Fun fact: Montana is the second largest honey producer in the U.S. (North Dakota is number one.) And among all those Montana beekeepers are two brothers, Jacob and Sam Wustner, whose Wustner Brothers Honey is made by bees whose hives are kept in the Sapphire Mountains, south of Missoula. The Wustners grew up around bees—their dad kept bees and made honey his business. Now the sons are running the show and they’re making sustainability a top priority. Their bees feed on wildflowers, knapweed, and clover on public lands of the National Forest Service and the Land Conservancy, which means the honey is as wild and organic as possible.

Wustner honey is raw and unprocessed. It’s extracted from the combs by hand, and is never heated or filtered. Which is why, for instance, the knapweed honey crystallizes into a creamy white. “You can instantly tell the difference in flavor,” says Sam Wustner, who also rents his hives out to California almond growers to help pollinate their crops (and help him earn additional off-season income).

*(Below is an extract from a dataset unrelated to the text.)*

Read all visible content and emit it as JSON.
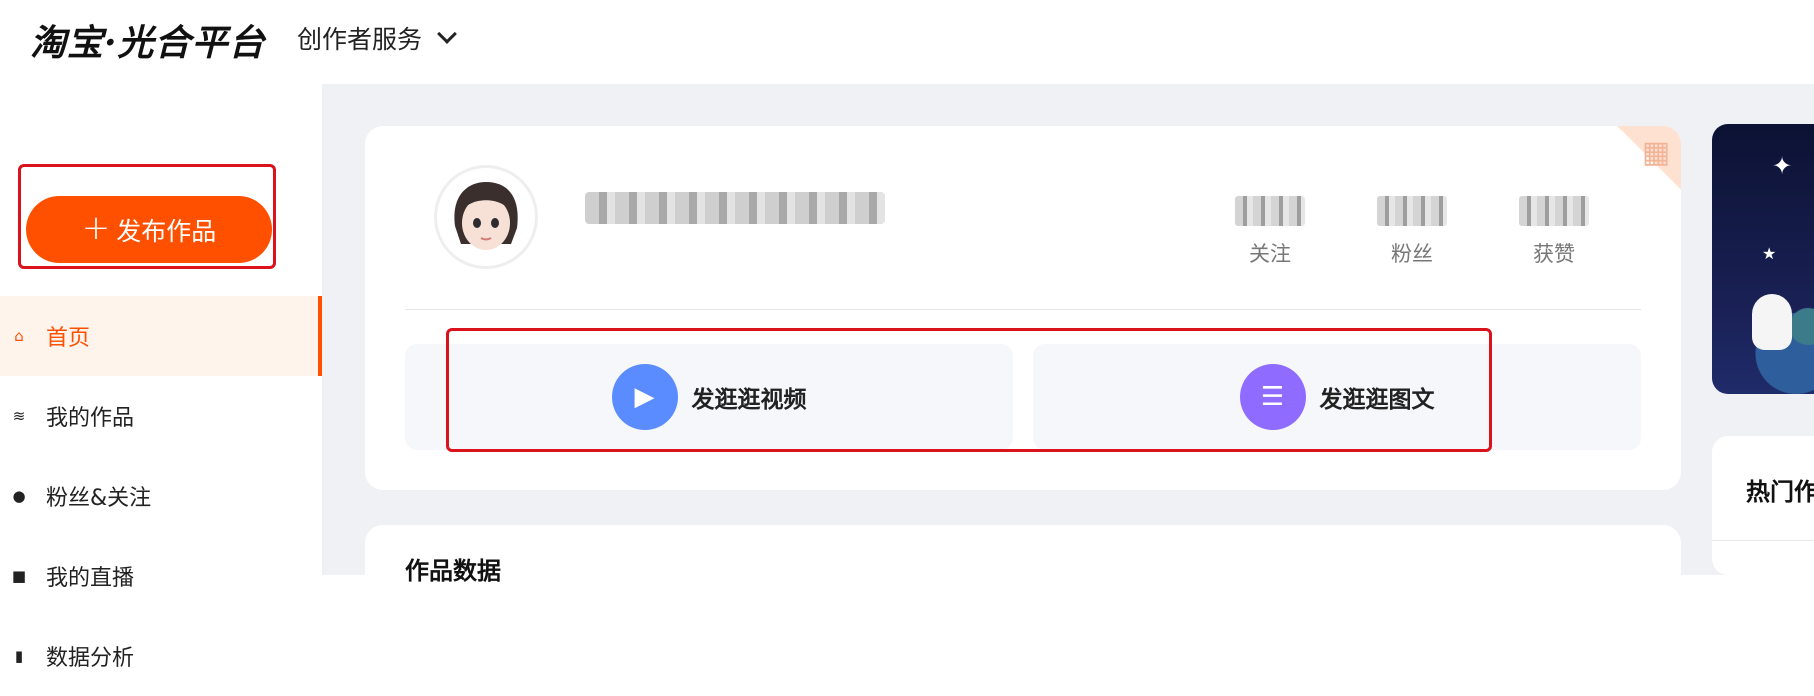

Given the problem of bee colony collapse around the country and the vital role that honeybees play in pollinating our crops, the Wustners might be considered guardians of a very important link in the food chain. And their honey is floral-sweet and delicious, too.